Being in action can sometimes be like the duck when the duck on top of the water looks so peaceful and calm, but there are just the little legs turning underneath the water. The kind of action that’s not really getting you anywhere. And that is always happening with hyper-achievers because we’re constantly out there to prove. And so you take all these actions, you want people to know that you’re really being effective, and you go to all the meetings, and you return all the emails, even late at night, and you’re just working until you’re totally exhausted. But it’s not action in the direction that you want to go. Like, have you ever gone to the grocery store, Target, for one specific thing and then you get in there and you’re totally distracted by everything else and all the other things they’ve got there, and they’re selling? And then by the time you get home, you realize you didn’t actually get the one thing that you went for. If this is resonating, that’s what it’s like. That’s the distraction that we have when we are in constant hyperachieving mode. There’s no pause, there’s no room to consider if that action is going to actually forward me because we’re so obsessed with to-do lists, and making sure that we’re getting everything done and feeling accomplished. Like literally even outsourcing your self-worth to your to-do list, rather than recognizing that there are certain actions that are very powerful, that are going to move your life forward in a big way versus “I just have to get stuff done all the time”. So noticing when hyperachieving is really distracting you and is actually keeping you from connecting into the aligned action, will make the biggest difference in your life. A lot of times my intuition tells me to do things, like “Rest, Nicole, get more sleep, eat a nourishing meal, take a break.” It’s not always telling me to do more. In fact, it actually never tells me that. It tells me how to align my time, but it would never tell me, “You’re not doing enough,” because your intuition would never say something so harsh.

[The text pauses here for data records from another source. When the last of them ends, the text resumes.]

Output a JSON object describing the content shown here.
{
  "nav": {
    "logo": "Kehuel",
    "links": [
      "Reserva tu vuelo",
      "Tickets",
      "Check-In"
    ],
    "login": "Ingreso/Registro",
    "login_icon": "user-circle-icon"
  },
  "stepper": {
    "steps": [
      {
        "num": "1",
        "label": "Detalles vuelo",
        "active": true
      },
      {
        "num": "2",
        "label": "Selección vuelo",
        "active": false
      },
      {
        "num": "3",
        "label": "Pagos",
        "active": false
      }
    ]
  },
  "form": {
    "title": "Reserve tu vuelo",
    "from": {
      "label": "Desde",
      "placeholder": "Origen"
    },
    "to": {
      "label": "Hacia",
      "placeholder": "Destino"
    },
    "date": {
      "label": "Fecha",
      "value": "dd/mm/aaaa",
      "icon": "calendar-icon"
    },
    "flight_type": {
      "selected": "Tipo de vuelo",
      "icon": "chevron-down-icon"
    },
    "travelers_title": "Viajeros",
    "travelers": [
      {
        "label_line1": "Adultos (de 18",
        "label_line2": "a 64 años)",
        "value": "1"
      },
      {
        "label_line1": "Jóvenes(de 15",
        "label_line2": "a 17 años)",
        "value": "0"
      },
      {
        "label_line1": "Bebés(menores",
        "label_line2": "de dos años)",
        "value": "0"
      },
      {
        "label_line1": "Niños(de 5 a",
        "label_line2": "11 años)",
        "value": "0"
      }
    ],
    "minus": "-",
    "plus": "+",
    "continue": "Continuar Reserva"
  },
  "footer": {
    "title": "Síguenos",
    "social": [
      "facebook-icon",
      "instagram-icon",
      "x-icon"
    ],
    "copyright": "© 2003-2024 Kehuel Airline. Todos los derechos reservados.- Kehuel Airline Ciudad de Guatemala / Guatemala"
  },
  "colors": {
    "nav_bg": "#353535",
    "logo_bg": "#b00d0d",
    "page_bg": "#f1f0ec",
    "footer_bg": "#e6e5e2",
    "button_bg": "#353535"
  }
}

So how do you bridge the gap between hyperachieving and intuition? It starts by recognizing when you are in that mode. When you are in the go/go mode, you’re in the control mode, you’re in the action for the sake of action mode. You are in the, “I am stressed out and I’m just going to keep going intensely and go till the end of the day until I collapse on the couch with potato chips and Netflix”. Now, recognizing that you’re in that mode is the first step. And the other cool thing is it doesn’t mean you have to quell your ambition.
I am actually very ambitious. I love being able to stretch myself and move into bigger, deeper goals. But it also takes understanding of when you’re taking on more than you actually have space for, just to prove something, whether it is to others or to yourself, when you can start to recognize that is what is happening, that is so cool because that is the breakthrough. That is the moment where you can start to say, “Wow, maybe it is time for me to take my hands off the wheel for a moment. Maybe it’s time for me to start to understand what it is that keeps me driving forward instead of taking that pause”. Because you don’t know what you’re going to find when you’re in that pause. And that is actually one of the coolest places to be, is in the pause, starting to learn and understand that there might be more to life than this constant, never-ending hyperachieving.
All right, thank you so much for listening and being in this exploration with me.
I am so grateful to you for listening to the podcast. I hope you have received some insight for yourself today and your path toward creating your intuitive purposeful life.